Study shows stress and stroke unrelated
New research has revealed that stressful life events are unlikely to cause stroke. Researchers set out to determine the relationship between life events and subarachnoid haemorrhage – the most lethal type of stroke, that is most often due to rupture of aneurysms (‘blisters’) of the blood vessels in the brain. To date, very little evidence exists on this topic.
“Contrary to common perception, our research shows that there is no relationship between stress and stroke”, said Professor Craig Anderson, Senior Director, The George Institute.
A total of 432 patients who survived a stroke were interviewed on stressful life events in the twelve months prior to their stroke. Patients were asked about a number of life events, including if they were a victim of abuse, had experienced an injury or serious illness, had recently moved, experienced work stress, financial difficulties or death of a family or friend.
17 million people are afflicted by stroke each year. Subarachnoid haemorrhage is one of the more serious types of strokes that mostly affect young to middle aged adults. Lead author of the paper, PhD student Ivy Shiue added, “These results are fascinating, as many people, even clinicians, commonly surmise that stress plays a significant role in stroke. We found a marginal relationship between financial and legal problems and subarachnoid haemorrhage, but this link was likely due to chance or recall bias.”
“We know that genetics play a role with this type of stroke, and that cigarette smoking and high blood pressure play a significant role. Females are also more likely to experience this type of stroke. Certainly the best way of prevention will be blood pressure control and smoking cessation”, added Professor Anderson.

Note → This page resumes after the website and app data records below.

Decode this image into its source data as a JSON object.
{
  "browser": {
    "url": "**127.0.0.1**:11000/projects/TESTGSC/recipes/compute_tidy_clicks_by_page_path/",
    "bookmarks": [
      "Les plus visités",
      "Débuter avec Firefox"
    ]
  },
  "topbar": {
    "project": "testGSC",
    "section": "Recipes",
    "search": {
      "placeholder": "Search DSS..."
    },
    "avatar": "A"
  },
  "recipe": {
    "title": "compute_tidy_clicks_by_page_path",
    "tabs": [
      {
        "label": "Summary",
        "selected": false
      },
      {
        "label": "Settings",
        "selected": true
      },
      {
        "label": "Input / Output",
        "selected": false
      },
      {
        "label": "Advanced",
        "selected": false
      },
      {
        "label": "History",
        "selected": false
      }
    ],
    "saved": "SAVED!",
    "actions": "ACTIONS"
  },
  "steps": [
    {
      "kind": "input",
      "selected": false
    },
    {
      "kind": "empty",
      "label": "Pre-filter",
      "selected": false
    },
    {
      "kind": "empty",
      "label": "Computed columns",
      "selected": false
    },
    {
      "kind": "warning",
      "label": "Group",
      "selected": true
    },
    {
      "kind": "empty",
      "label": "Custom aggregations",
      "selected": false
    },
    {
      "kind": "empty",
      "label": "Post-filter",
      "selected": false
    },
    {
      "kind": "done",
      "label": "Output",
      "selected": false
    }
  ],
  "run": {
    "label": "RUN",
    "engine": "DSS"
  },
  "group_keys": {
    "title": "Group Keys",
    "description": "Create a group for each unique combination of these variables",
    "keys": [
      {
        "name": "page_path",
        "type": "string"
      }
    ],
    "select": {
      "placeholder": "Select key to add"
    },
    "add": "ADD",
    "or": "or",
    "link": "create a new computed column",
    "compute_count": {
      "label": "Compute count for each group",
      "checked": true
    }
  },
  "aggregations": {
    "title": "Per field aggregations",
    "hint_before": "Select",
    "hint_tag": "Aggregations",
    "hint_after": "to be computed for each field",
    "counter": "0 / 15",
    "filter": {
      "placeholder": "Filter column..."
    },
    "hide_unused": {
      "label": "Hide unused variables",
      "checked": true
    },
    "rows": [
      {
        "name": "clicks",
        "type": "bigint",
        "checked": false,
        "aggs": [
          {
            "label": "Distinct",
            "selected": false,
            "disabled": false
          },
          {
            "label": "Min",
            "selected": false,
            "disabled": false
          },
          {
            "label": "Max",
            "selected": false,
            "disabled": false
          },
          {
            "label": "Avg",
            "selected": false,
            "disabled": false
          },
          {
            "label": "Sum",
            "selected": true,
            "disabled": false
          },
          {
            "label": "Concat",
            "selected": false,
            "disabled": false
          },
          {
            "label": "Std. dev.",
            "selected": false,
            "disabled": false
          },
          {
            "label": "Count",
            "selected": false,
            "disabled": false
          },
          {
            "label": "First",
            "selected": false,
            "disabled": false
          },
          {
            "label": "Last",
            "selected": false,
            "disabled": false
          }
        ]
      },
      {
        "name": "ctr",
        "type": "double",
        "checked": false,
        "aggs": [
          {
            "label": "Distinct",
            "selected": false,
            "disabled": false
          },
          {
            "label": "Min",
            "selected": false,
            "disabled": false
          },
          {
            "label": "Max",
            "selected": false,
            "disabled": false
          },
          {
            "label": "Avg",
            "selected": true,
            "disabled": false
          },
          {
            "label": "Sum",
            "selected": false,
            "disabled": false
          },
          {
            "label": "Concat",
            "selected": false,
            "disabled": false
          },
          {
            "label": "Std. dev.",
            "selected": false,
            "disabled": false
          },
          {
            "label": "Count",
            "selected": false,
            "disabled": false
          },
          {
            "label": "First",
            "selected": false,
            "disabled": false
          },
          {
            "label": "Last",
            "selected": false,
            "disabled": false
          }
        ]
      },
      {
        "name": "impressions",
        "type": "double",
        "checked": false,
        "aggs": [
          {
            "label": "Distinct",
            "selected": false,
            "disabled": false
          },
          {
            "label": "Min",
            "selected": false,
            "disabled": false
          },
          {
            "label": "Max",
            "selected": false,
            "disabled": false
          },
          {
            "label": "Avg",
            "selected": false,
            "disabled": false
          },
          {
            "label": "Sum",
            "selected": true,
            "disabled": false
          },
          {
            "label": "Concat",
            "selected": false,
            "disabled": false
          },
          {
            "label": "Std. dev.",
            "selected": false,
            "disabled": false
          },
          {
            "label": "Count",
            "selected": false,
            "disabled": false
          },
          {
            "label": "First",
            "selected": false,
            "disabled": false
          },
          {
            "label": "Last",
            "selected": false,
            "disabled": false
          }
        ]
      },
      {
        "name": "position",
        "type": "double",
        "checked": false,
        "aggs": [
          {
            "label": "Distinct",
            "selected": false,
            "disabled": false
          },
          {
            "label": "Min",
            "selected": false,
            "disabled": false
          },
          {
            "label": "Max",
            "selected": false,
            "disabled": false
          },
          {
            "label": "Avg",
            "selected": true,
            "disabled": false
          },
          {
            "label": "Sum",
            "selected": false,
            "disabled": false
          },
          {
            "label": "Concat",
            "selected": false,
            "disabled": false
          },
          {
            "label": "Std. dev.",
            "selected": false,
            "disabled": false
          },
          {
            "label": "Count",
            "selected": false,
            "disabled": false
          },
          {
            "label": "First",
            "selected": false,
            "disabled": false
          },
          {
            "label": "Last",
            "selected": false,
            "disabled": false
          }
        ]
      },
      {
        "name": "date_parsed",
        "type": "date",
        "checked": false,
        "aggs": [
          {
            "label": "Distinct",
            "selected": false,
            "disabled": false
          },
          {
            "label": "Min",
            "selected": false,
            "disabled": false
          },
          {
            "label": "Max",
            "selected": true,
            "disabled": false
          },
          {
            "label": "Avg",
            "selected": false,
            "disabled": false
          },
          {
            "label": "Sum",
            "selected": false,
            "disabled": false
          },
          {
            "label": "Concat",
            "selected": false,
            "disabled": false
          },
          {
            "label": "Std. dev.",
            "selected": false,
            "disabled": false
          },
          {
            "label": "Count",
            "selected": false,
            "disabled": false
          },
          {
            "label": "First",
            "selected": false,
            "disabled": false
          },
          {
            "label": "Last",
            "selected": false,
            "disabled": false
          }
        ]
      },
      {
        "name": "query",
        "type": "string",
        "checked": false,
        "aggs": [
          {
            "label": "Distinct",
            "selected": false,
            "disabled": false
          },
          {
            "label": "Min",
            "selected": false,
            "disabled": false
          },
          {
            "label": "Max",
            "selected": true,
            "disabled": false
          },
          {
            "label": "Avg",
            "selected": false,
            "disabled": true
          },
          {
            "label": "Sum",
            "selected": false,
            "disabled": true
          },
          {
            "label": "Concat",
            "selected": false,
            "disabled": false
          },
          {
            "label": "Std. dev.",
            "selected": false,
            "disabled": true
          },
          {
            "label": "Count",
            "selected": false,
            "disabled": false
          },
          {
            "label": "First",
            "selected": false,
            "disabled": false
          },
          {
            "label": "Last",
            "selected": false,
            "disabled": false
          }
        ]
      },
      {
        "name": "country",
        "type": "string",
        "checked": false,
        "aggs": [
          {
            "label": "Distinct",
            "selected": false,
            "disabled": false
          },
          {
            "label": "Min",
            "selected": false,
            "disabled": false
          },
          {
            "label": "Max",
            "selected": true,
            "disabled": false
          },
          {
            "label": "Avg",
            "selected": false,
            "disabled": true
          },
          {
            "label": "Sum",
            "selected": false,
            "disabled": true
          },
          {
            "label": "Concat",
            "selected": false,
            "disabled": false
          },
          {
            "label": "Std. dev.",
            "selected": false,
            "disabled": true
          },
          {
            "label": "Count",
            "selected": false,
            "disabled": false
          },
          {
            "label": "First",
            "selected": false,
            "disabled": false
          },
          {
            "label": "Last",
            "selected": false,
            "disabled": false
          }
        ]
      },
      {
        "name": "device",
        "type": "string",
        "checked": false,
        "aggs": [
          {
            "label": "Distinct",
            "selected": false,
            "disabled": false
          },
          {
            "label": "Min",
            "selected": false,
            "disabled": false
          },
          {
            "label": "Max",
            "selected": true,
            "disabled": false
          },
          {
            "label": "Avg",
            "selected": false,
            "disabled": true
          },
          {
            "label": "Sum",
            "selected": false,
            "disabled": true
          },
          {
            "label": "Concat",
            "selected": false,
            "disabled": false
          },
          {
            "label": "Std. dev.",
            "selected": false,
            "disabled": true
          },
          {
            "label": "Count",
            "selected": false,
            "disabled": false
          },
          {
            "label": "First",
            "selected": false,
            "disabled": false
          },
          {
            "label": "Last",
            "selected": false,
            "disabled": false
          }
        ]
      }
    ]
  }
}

These results are from the Australasian Cooperative Research on Subarachnoid haemorrhage (ACROSS) Study and were published in Stroke.